TIM KELLY PHOTO | Suffolk County Democratic Chairman Rich Schaffer, County Executive Steve Bellone, Legislator-elect Al Krupski and Legislator Wayne Horsley.

In signing Suffolk County’s 2014 budget last week, County Executive Steve Bellone put his John Hancock on a plan devised by a majority of county legislators that calls for borrowing nearly $33 million from its sewer stabilization fund. This revenue stream was created as part of the Drinking Water Protection fund — a tax county residents voted to impose upon themselves for the purpose of preserving their underground aquifer in years to come.

With the county’s decision to dip into this reserve fund, environmental groups have raised a red flag . One is even ready to go to court on the issue, noting that the sewer fund, as part of the Drinking Water Protection program, was created with explicit uses — and that “balancing the county’s books” is not listed among them. The tax has been renewed by voters several times, most recently in 2007, extending it through 2030, indicating the public’s support for ensuring the future health of their drinking water.

While a court may someday rule on the legality of this issue, it won’t be anytime soon. A court case over a similar action taken by the county in 2011 is still moving slowly through the justice system, so it looks like the sewer stabilization fund will be down by $32.8 million come next year. Legal or not, it’s happening.

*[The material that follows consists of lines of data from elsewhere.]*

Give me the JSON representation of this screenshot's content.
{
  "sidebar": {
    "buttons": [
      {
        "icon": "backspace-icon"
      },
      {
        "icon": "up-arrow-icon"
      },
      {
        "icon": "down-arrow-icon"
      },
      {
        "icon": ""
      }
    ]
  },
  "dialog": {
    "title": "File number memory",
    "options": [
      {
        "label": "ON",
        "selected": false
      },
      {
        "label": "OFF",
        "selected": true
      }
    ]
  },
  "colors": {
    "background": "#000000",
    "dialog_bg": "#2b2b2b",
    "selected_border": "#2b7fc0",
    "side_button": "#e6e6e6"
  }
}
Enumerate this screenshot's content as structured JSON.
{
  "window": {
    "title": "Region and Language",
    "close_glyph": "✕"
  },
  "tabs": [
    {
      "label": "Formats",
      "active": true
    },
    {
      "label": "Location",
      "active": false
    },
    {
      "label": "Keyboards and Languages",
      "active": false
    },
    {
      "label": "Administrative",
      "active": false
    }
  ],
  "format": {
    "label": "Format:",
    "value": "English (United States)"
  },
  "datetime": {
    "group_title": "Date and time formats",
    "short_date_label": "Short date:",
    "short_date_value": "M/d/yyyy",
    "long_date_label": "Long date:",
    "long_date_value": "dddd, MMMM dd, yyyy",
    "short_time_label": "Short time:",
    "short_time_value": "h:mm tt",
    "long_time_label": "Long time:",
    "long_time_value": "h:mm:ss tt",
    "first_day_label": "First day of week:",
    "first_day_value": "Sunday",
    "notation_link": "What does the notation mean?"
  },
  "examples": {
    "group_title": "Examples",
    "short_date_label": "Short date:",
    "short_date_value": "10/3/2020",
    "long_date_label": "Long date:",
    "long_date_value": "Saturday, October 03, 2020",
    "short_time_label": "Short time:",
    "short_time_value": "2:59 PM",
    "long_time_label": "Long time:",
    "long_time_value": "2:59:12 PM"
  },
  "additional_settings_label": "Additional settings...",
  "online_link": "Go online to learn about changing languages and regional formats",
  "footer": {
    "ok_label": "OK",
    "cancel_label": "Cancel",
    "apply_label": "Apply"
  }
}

Until the day a court mandates replenishment of the fund — if that day ever comes — Suffolk County leaders have a chance to get ahead of the curve and mandate it themselves. The language in the approved budget states that “it is the intent of the Legislature to replenish the [fund] beginning in fiscal year 2017 with an appropriation in the General Fund.”

Legal questions aside, it’s encouraging to see a plan that could save county taxpayers over $40 million in interest payments as opposed to Mr. Bellone’s plan to borrow to close the budget gap in next year’s $2.7 billion spending plan.

But we all know what road is paved with good intentions.

If leaders truly intend to start repaying the funds in 2017, they should be comfortable passing further legislation, with teeth, that specifically mandates repayments from the general fund.

Such a requirement would protect the integrity and original goals of the sewer stabilization fund — and others dedicated for specific purposes.